Your instructions> Pictures must not be copied, but every entry must be reproduced exactly.
=== Begin Enclosure ===
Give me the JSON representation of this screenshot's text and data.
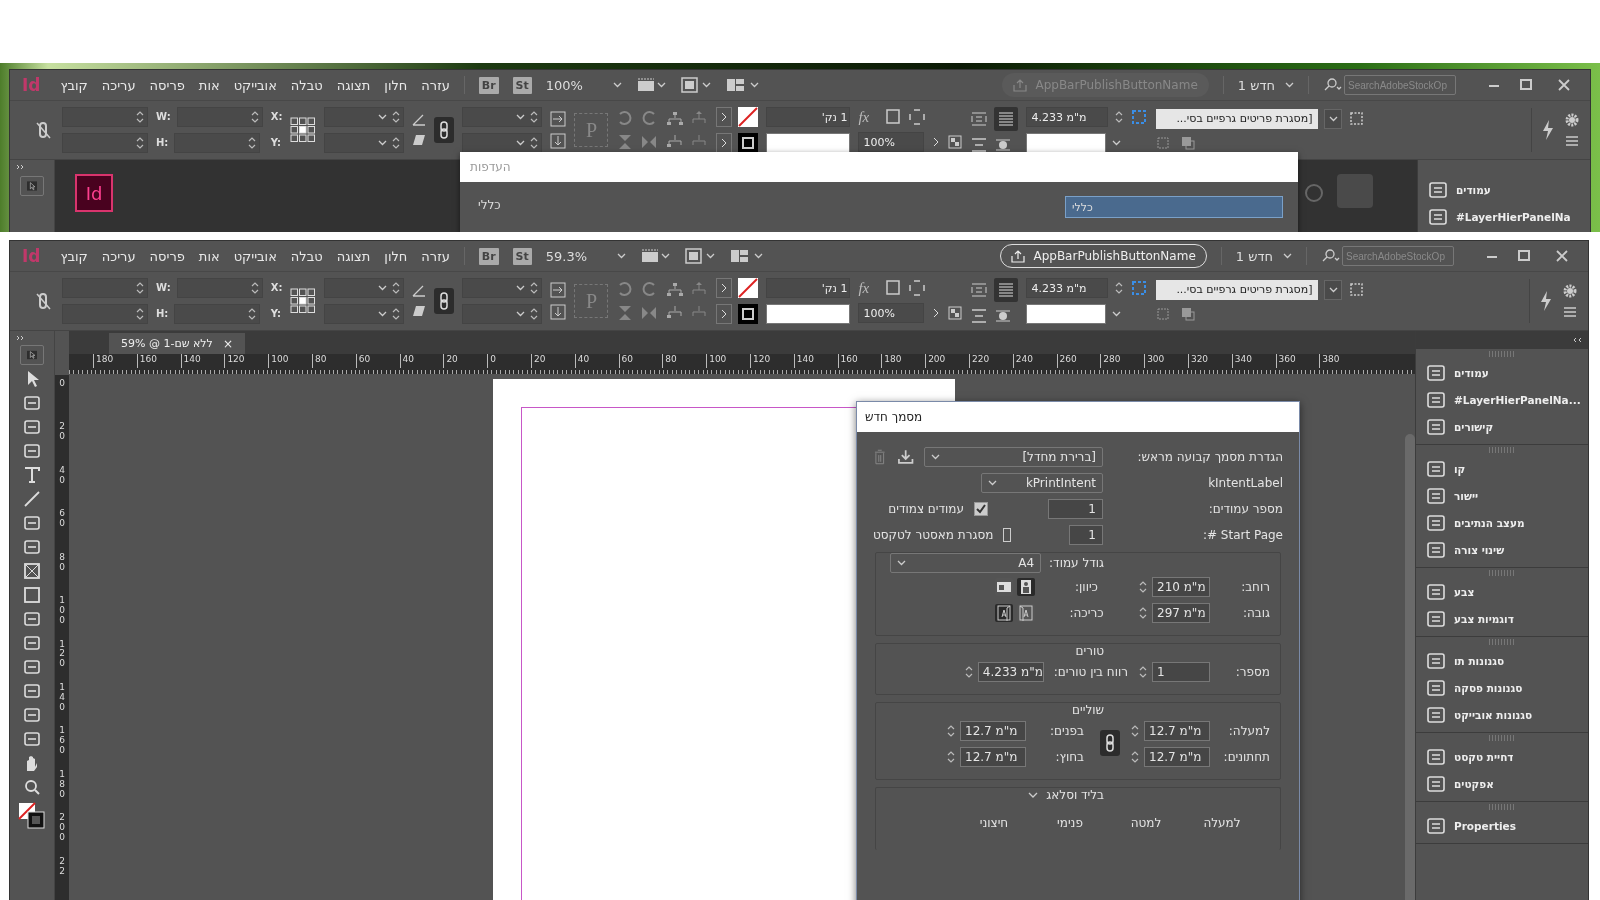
{
  "background_window": {
    "app_logo": "Id",
    "menu": [
      "עזרה",
      "חלון",
      "תצוגה",
      "טבלה",
      "אובייקט",
      "אות",
      "פריסה",
      "עריכה",
      "קובץ"
    ],
    "bridge": "Br",
    "stock": "St",
    "zoom": "100%",
    "publish_button": {
      "label": "AppBarPublishButtonName",
      "disabled": true
    },
    "document_menu": "חדש 1",
    "search": {
      "placeholder": "SearchAdobeStockOp"
    },
    "control": {
      "w_label": "W:",
      "h_label": "H:",
      "x_label": "X:",
      "y_label": "Y:",
      "paragraph_glyph": "P",
      "effects_glyph": "fx",
      "stroke_weight": "1 נק'",
      "opacity": "100%",
      "gap": "4.233 מ\"מ",
      "object_style": "[מסגרת פריטים גרפיים בסי..."
    },
    "home_logo": "Id",
    "preferences_dialog": {
      "title": "העדפות",
      "section_title": "כללי",
      "list_items": [
        {
          "label": "כללי",
          "selected": true
        }
      ]
    },
    "panel_items": [
      "עמודים",
      "#LayerHierPanelNa"
    ]
  },
  "main_window": {
    "app_logo": "Id",
    "menu": [
      "עזרה",
      "חלון",
      "תצוגה",
      "טבלה",
      "אובייקט",
      "אות",
      "פריסה",
      "עריכה",
      "קובץ"
    ],
    "bridge": "Br",
    "stock": "St",
    "zoom": "59.3%",
    "publish_button": {
      "label": "AppBarPublishButtonName",
      "disabled": false
    },
    "document_menu": "חדש 1",
    "search": {
      "placeholder": "SearchAdobeStockOp"
    },
    "control": {
      "w_label": "W:",
      "h_label": "H:",
      "x_label": "X:",
      "y_label": "Y:",
      "paragraph_glyph": "P",
      "effects_glyph": "fx",
      "stroke_weight": "1 נק'",
      "opacity": "100%",
      "gap": "4.233 מ\"מ",
      "object_style": "[מסגרת פריטים גרפיים בסי..."
    },
    "document_tab": {
      "label": "ללא שם-1 @ 59%",
      "close": "×",
      "selected": true
    },
    "horizontal_ruler": [
      "380",
      "360",
      "340",
      "320",
      "300",
      "280",
      "260",
      "240",
      "220",
      "200",
      "180",
      "160",
      "140",
      "120",
      "100",
      "80",
      "60",
      "40",
      "20",
      "0",
      "20",
      "40",
      "60",
      "80",
      "100",
      "120",
      "140",
      "160",
      "180"
    ],
    "vertical_ruler": [
      "0",
      "20",
      "40",
      "60",
      "80",
      "100",
      "120",
      "140",
      "160",
      "180",
      "200",
      "22"
    ],
    "panel_groups": [
      [
        "עמודים",
        "#LayerHierPanelNa...",
        "קישורים"
      ],
      [
        "קו",
        "יישור",
        "מעצב הנתיבים",
        "שינוי צורה"
      ],
      [
        "צבע",
        "דוגמיות צבע"
      ],
      [
        "סגנונות תו",
        "סגנונות פסקה",
        "סגנונות אובייקט"
      ],
      [
        "דחיית טקסט",
        "אפקטים"
      ],
      [
        "Properties"
      ]
    ]
  },
  "new_document_dialog": {
    "title": "מסמך חדש",
    "preset": {
      "label": "הגדרת מסמך קבועה מראש:",
      "value": "[ברירת מחדל]"
    },
    "intent": {
      "label": "kIntentLabel",
      "value": "kPrintIntent"
    },
    "pages": {
      "label": "מספר עמודים:",
      "value": "1"
    },
    "facing_pages": {
      "label": "עמודים צמודים",
      "checked": true
    },
    "start_page": {
      "label": "Start Page #:",
      "value": "1"
    },
    "master_text_frame": {
      "label": "מסגרת מאסטר לטקסט",
      "checked": false
    },
    "page_size": {
      "label": "גודל עמוד:",
      "value": "A4"
    },
    "width": {
      "label": "רוחב:",
      "value": "210 מ\"מ"
    },
    "height": {
      "label": "גובה:",
      "value": "297 מ\"מ"
    },
    "orientation": {
      "label": "כיוון:",
      "options": [
        {
          "kind": "portrait",
          "selected": true
        },
        {
          "kind": "landscape",
          "selected": false
        }
      ]
    },
    "binding": {
      "label": "כריכה:",
      "options": [
        {
          "kind": "left-to-right",
          "selected": false
        },
        {
          "kind": "right-to-left",
          "selected": true
        }
      ]
    },
    "columns": {
      "title": "טורים",
      "number_label": "מספר:",
      "number": "1",
      "gutter_label": "רווח בין טורים:",
      "gutter": "4.233 מ\"מ"
    },
    "margins": {
      "title": "שוליים",
      "top_label": "למעלה:",
      "top": "12.7 מ\"מ",
      "bottom_label": "תחתונים:",
      "bottom": "12.7 מ\"מ",
      "inside_label": "בפנים:",
      "inside": "12.7 מ\"מ",
      "outside_label": "בחוץ:",
      "outside": "12.7 מ\"מ"
    },
    "bleed_slug": {
      "title": "בליד וסלאג",
      "expanded": true,
      "headers": [
        "למעלה",
        "למטה",
        "פנימי",
        "חיצוני"
      ]
    }
  }
}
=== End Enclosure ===
Solution to the problem>
Give me the JSON representation of this screenshot's text and data.
{
  "background_window": {
    "app_logo": "Id",
    "menu": [
      "עזרה",
      "חלון",
      "תצוגה",
      "טבלה",
      "אובייקט",
      "אות",
      "פריסה",
      "עריכה",
      "קובץ"
    ],
    "bridge": "Br",
    "stock": "St",
    "zoom": "100%",
    "publish_button": {
      "label": "AppBarPublishButtonName",
      "disabled": true
    },
    "document_menu": "חדש 1",
    "search": {
      "placeholder": "SearchAdobeStockOp"
    },
    "control": {
      "w_label": "W:",
      "h_label": "H:",
      "x_label": "X:",
      "y_label": "Y:",
      "paragraph_glyph": "P",
      "effects_glyph": "fx",
      "stroke_weight": "1 נק'",
      "opacity": "100%",
      "gap": "4.233 מ\"מ",
      "object_style": "[מסגרת פריטים גרפיים בסי..."
    },
    "home_logo": "Id",
    "preferences_dialog": {
      "title": "העדפות",
      "section_title": "כללי",
      "list_items": [
        {
          "label": "כללי",
          "selected": true
        }
      ]
    },
    "panel_items": [
      "עמודים",
      "#LayerHierPanelNa"
    ]
  },
  "main_window": {
    "app_logo": "Id",
    "menu": [
      "עזרה",
      "חלון",
      "תצוגה",
      "טבלה",
      "אובייקט",
      "אות",
      "פריסה",
      "עריכה",
      "קובץ"
    ],
    "bridge": "Br",
    "stock": "St",
    "zoom": "59.3%",
    "publish_button": {
      "label": "AppBarPublishButtonName",
      "disabled": false
    },
    "document_menu": "חדש 1",
    "search": {
      "placeholder": "SearchAdobeStockOp"
    },
    "control": {
      "w_label": "W:",
      "h_label": "H:",
      "x_label": "X:",
      "y_label": "Y:",
      "paragraph_glyph": "P",
      "effects_glyph": "fx",
      "stroke_weight": "1 נק'",
      "opacity": "100%",
      "gap": "4.233 מ\"מ",
      "object_style": "[מסגרת פריטים גרפיים בסי..."
    },
    "document_tab": {
      "label": "ללא שם-1 @ 59%",
      "close": "×",
      "selected": true
    },
    "horizontal_ruler": [
      "380",
      "360",
      "340",
      "320",
      "300",
      "280",
      "260",
      "240",
      "220",
      "200",
      "180",
      "160",
      "140",
      "120",
      "100",
      "80",
      "60",
      "40",
      "20",
      "0",
      "20",
      "40",
      "60",
      "80",
      "100",
      "120",
      "140",
      "160",
      "180"
    ],
    "vertical_ruler": [
      "0",
      "20",
      "40",
      "60",
      "80",
      "100",
      "120",
      "140",
      "160",
      "180",
      "200",
      "22"
    ],
    "panel_groups": [
      [
        "עמודים",
        "#LayerHierPanelNa...",
        "קישורים"
      ],
      [
        "קו",
        "יישור",
        "מעצב הנתיבים",
        "שינוי צורה"
      ],
      [
        "צבע",
        "דוגמיות צבע"
      ],
      [
        "סגנונות תו",
        "סגנונות פסקה",
        "סגנונות אובייקט"
      ],
      [
        "דחיית טקסט",
        "אפקטים"
      ],
      [
        "Properties"
      ]
    ]
  },
  "new_document_dialog": {
    "title": "מסמך חדש",
    "preset": {
      "label": "הגדרת מסמך קבועה מראש:",
      "value": "[ברירת מחדל]"
    },
    "intent": {
      "label": "kIntentLabel",
      "value": "kPrintIntent"
    },
    "pages": {
      "label": "מספר עמודים:",
      "value": "1"
    },
    "facing_pages": {
      "label": "עמודים צמודים",
      "checked": true
    },
    "start_page": {
      "label": "Start Page #:",
      "value": "1"
    },
    "master_text_frame": {
      "label": "מסגרת מאסטר לטקסט",
      "checked": false
    },
    "page_size": {
      "label": "גודל עמוד:",
      "value": "A4"
    },
    "width": {
      "label": "רוחב:",
      "value": "210 מ\"מ"
    },
    "height": {
      "label": "גובה:",
      "value": "297 מ\"מ"
    },
    "orientation": {
      "label": "כיוון:",
      "options": [
        {
          "kind": "portrait",
          "selected": true
        },
        {
          "kind": "landscape",
          "selected": false
        }
      ]
    },
    "binding": {
      "label": "כריכה:",
      "options": [
        {
          "kind": "left-to-right",
          "selected": false
        },
        {
          "kind": "right-to-left",
          "selected": true
        }
      ]
    },
    "columns": {
      "title": "טורים",
      "number_label": "מספר:",
      "number": "1",
      "gutter_label": "רווח בין טורים:",
      "gutter": "4.233 מ\"מ"
    },
    "margins": {
      "title": "שוליים",
      "top_label": "למעלה:",
      "top": "12.7 מ\"מ",
      "bottom_label": "תחתונים:",
      "bottom": "12.7 מ\"מ",
      "inside_label": "בפנים:",
      "inside": "12.7 מ\"מ",
      "outside_label": "בחוץ:",
      "outside": "12.7 מ\"מ"
    },
    "bleed_slug": {
      "title": "בליד וסלאג",
      "expanded": true,
      "headers": [
        "למעלה",
        "למטה",
        "פנימי",
        "חיצוני"
      ]
    }
  }
}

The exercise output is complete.